On 24 March 2006, the Law Reform Commission released its report on Covert Surveillance. This is the last report in a comprehensive review by the Commission of the law relating to privacy which began in 1989. Reports have previously been issued on (a) the Protection of Personal Data; (b) the Interception of Communications; (c) Stalking; (d) Civil Liability for Invasion of Privacy and (e) Privacy and Media Intrusion.
The report's recommendations are intended to provide adequate and effective protection and remedies against arbitrary or unlawful intrusion into an individual's privacy, as guaranteed under the Basic Law and the International Covenant on Civil and Political Rights. The report recommends that a legislative framework should be set up to regulate covert surveillance and the obtaining of personal information through intrusion into private premises.

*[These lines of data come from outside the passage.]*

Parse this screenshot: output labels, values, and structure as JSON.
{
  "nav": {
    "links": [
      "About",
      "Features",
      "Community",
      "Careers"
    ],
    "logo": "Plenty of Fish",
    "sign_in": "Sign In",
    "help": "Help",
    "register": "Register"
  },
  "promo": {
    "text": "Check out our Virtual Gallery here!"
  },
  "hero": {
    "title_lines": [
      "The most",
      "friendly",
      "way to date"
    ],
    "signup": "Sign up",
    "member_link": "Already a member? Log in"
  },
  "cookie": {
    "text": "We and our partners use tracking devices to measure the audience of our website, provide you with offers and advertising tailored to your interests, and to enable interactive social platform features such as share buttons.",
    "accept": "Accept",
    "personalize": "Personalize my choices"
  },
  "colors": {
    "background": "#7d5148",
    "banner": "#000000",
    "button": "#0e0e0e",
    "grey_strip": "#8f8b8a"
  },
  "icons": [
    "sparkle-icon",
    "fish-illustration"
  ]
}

The report recommends the creation of two new criminal offences:
- it should be an offence to enter or remain on private premises as a trespasser with intent to observe, overhear or obtain personal information.
- it should be an offence to place, use, service or remove a sense-enhancing, transmitting or recording device (whether inside or outside private premises) with the intention of obtaining personal information relating to individuals inside the private premises in circumstances where those individuals would be considered to have a reasonable expectation of privacy.
These offences will apply to all persons, though a law enforcement agency will not be liable where it has obtained a warrant or internal authorisation for the surveillance in question. It would be a defence to either of the offences that the accused had an honest belief, and there were reasonable grounds for believing, that:
- a serious offence had been, or was being committed;
- the law enforcement agencies would not investigate or prosecute that offence;
- evidence of the commission of that serious offence would be obtained through surveillance, and could not be obtained by less intrusive means; and
- the purpose of the surveillance was the prevention or detection of a serious offence.
The Commission proposes that law enforcement agencies would have to obtain a judicial warrant before undertaking covert surveillance where the surveillance would otherwise constitute one of the proposed criminal offences: where it is to be carried out on certain specified premises from which the public are excluded: or where the surveillance is likely to lead to the acquisition of matters subject to legal privilege, confidential journalistic material or highly sensitive personal information. In less intrusive cases, an internal authorisation from a senior officer of the law enforcement agency will be required where covert surveillance is to be carried out in circumstances where the target would have a reasonable expectation of privacy.
A warrant will only be granted where the covert surveillance is for the purpose of preventing or detecting serious crime (or crime, in the case of an internal authorisation), or to protect public security in respect of Hong Kong. Before granting a warrant or internal authorisation, the court or authorising officer must be satisfied that the information cannot reasonably be obtained through less intrusive means.
The report proposes that a new supervisory authority should be created to keep the proposed warrant and authorisation system under review. The supervisory authority should be a serving or retired judge of the Court of First Instance, or a higher court, or a person eligible for appointment to the Court of First Instance. The supervisory authority would review cases on a sample audit basis. It would also consider complaints from the public, and award compensation in appropriate cases. The supervisory authority would be required to submit a public annual report to the Legislative Council, and a confidential report to the Chief Executive.
|Press Release (PDF) (MS Word)|
|Executive Summary (PDF) (MS Word)|
|Report (PDF) (MS Word)|